Goal of the exercise
Look through the data below and, wherever a line carries the word "filter", please copy that line.

----

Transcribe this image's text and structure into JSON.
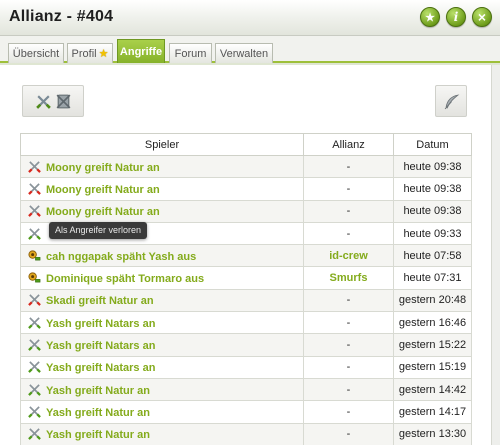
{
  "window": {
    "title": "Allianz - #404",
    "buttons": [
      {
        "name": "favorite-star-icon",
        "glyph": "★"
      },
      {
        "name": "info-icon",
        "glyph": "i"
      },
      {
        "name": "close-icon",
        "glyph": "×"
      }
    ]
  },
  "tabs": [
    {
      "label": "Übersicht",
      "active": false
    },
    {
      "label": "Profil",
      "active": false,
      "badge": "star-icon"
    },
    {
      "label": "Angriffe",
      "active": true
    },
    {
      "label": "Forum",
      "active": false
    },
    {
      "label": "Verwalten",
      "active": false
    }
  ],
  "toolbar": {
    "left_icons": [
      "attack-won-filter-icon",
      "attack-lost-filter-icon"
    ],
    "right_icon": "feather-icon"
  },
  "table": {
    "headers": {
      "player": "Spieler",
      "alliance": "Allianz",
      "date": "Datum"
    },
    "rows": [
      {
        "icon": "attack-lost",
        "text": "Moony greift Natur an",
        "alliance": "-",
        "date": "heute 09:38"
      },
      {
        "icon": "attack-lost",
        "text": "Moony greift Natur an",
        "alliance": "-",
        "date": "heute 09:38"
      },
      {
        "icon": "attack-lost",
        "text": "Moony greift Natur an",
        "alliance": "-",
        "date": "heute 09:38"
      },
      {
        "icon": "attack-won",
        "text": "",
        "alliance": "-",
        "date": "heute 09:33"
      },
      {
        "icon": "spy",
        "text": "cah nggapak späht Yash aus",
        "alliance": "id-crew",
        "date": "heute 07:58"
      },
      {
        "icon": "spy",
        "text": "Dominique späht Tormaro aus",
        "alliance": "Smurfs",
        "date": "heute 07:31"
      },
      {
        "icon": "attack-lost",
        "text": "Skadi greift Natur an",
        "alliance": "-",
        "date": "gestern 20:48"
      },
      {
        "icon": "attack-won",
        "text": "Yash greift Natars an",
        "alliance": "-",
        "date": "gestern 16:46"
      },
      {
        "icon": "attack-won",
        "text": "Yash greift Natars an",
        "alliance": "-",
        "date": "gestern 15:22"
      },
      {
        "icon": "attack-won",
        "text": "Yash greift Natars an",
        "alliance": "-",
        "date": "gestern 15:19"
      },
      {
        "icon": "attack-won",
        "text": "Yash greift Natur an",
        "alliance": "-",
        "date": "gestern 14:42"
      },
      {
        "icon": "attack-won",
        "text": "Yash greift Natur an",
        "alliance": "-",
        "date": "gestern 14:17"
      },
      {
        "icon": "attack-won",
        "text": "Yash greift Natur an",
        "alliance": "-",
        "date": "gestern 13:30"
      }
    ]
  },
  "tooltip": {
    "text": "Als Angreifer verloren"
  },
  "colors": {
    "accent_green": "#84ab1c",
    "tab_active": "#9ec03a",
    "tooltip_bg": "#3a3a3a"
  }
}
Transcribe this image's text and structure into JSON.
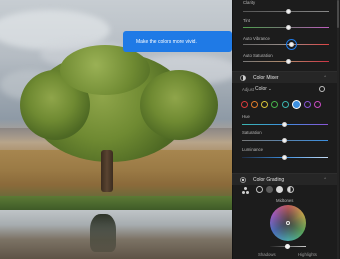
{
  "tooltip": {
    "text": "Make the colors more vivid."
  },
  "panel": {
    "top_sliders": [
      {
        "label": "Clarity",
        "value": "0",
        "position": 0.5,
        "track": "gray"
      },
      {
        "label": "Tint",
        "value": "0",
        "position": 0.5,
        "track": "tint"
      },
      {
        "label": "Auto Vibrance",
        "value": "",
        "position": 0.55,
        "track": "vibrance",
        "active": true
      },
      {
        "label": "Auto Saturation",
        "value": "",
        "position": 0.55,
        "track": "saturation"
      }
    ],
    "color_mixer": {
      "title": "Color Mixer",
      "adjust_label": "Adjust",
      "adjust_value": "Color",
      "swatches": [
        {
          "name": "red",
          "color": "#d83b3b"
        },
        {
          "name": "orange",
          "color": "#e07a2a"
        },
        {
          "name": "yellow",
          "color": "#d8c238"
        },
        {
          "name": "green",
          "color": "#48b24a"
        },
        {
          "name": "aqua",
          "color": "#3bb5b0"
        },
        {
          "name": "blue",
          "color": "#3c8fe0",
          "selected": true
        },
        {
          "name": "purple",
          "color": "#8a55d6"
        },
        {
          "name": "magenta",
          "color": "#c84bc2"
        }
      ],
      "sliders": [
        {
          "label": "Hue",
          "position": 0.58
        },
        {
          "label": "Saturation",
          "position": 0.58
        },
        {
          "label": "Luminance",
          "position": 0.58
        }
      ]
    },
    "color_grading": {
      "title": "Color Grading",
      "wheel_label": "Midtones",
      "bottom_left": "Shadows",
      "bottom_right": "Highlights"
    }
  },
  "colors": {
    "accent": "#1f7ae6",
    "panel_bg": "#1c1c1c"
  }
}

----

The answer
      "attack-won-filter-icon",
      "attack-lost-filter-icon"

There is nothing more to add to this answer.